[SUPPLIED RECORDS — start]

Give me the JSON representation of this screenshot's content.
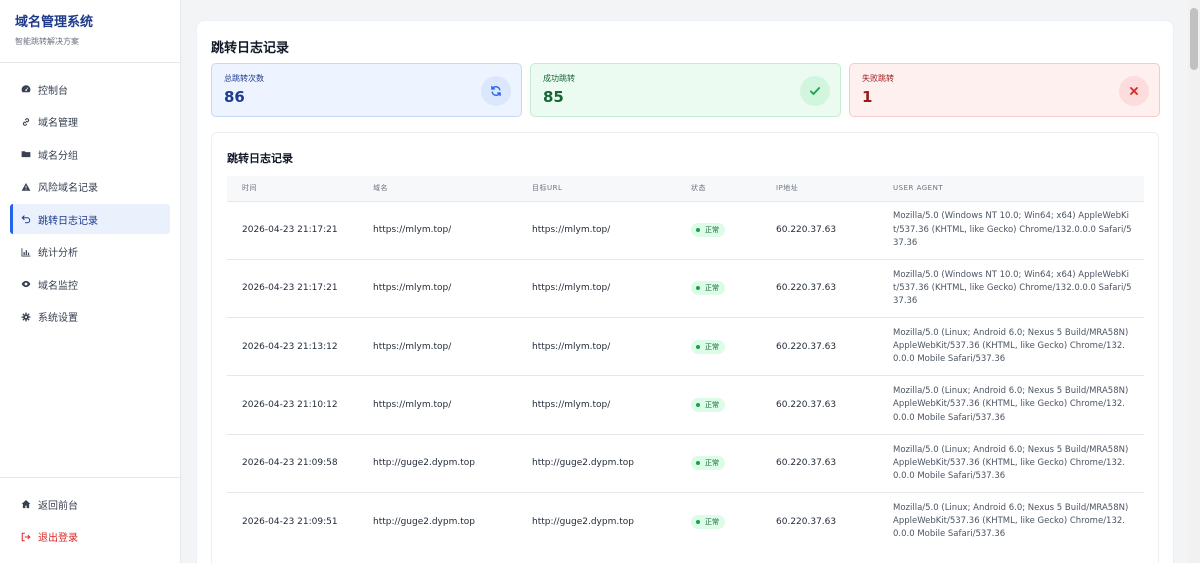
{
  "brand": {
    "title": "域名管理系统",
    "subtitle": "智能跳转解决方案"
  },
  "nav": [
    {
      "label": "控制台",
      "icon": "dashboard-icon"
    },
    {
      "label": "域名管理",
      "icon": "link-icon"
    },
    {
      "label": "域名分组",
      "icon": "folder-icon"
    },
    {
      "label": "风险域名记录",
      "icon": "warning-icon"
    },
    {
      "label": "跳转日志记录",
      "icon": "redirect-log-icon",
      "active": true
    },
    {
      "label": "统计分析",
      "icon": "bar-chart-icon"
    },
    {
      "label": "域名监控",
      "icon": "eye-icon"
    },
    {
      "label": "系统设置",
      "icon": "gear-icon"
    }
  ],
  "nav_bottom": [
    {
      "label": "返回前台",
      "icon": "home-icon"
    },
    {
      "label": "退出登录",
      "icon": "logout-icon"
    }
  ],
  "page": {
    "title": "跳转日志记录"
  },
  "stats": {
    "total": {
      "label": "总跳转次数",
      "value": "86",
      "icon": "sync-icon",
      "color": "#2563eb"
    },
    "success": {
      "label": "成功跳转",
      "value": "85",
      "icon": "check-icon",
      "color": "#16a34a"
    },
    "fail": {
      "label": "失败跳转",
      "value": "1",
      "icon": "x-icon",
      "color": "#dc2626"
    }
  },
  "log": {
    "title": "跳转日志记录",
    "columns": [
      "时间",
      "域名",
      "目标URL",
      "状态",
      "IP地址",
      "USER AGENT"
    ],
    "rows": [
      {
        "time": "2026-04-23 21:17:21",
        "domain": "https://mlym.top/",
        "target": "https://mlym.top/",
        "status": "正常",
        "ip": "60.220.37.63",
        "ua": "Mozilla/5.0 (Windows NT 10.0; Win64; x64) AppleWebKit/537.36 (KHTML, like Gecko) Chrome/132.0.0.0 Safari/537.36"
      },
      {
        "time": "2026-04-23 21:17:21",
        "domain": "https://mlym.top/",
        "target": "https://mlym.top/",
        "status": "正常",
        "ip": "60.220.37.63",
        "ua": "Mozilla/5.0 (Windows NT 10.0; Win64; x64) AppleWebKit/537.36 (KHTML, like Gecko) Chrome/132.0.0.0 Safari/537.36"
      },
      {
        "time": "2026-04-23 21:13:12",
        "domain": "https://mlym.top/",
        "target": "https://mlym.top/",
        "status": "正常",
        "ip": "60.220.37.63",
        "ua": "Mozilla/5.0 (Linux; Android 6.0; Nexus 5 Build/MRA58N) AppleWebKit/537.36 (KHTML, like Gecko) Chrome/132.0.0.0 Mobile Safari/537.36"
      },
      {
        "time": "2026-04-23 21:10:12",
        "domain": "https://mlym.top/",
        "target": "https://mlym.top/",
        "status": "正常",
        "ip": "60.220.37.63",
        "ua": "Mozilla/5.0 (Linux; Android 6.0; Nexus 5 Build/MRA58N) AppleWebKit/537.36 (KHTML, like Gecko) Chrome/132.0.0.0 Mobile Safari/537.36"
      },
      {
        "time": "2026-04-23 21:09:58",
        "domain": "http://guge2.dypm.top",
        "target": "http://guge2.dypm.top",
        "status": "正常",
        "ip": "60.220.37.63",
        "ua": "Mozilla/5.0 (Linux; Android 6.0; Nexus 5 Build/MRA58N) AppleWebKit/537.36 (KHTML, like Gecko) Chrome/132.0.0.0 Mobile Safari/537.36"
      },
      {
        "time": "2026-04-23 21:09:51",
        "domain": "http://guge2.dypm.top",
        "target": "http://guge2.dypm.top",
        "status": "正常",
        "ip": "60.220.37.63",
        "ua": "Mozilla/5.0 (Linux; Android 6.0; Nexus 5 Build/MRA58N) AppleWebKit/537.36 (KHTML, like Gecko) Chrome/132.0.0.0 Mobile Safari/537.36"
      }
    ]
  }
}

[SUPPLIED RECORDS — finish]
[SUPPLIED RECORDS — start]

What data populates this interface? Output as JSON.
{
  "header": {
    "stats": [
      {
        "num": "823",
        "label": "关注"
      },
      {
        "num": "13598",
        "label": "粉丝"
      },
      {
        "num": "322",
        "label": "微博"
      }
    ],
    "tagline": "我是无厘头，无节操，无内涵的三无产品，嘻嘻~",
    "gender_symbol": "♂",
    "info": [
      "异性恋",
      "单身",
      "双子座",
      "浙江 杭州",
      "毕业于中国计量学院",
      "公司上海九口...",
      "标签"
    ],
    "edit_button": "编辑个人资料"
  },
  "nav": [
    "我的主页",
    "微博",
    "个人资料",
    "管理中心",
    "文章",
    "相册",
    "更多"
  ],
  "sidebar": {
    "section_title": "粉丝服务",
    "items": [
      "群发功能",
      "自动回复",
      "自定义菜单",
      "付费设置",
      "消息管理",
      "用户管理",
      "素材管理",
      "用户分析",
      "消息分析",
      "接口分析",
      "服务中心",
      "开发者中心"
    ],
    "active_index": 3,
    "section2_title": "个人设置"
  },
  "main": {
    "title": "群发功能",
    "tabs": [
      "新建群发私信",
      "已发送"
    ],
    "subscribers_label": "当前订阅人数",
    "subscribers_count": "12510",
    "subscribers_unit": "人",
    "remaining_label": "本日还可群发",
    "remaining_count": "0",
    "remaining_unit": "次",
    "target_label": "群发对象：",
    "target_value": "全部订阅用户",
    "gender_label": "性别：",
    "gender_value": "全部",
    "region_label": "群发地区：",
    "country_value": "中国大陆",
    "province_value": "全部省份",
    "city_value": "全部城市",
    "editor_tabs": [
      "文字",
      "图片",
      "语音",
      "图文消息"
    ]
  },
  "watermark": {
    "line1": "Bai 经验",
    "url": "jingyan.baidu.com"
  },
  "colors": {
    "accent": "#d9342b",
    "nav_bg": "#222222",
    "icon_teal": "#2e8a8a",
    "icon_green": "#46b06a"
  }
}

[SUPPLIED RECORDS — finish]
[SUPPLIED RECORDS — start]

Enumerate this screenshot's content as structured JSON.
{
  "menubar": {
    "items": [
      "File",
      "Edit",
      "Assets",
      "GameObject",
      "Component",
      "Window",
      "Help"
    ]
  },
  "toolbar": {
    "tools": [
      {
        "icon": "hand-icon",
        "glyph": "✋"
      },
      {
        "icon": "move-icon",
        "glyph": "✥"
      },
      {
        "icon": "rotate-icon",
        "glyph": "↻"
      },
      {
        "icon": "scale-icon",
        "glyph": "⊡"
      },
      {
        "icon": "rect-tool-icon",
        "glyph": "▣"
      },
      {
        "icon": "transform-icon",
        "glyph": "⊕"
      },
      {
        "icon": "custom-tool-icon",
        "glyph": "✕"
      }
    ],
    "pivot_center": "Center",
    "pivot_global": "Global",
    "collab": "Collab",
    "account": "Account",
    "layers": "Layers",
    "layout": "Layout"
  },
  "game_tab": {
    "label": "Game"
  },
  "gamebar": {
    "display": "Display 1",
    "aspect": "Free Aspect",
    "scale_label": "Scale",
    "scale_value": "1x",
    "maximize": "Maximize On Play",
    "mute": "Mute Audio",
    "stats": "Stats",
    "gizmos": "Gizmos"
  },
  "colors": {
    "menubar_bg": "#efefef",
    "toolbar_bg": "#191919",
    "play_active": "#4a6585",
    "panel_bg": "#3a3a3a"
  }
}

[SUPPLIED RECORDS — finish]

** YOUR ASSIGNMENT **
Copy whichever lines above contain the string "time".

** SOLUTION TO THIS PROBLEM **
        "time": "2026-04-23 21:17:21",
        "time": "2026-04-23 21:17:21",
        "time": "2026-04-23 21:13:12",
        "time": "2026-04-23 21:10:12",
        "time": "2026-04-23 21:09:58",
        "time": "2026-04-23 21:09:51",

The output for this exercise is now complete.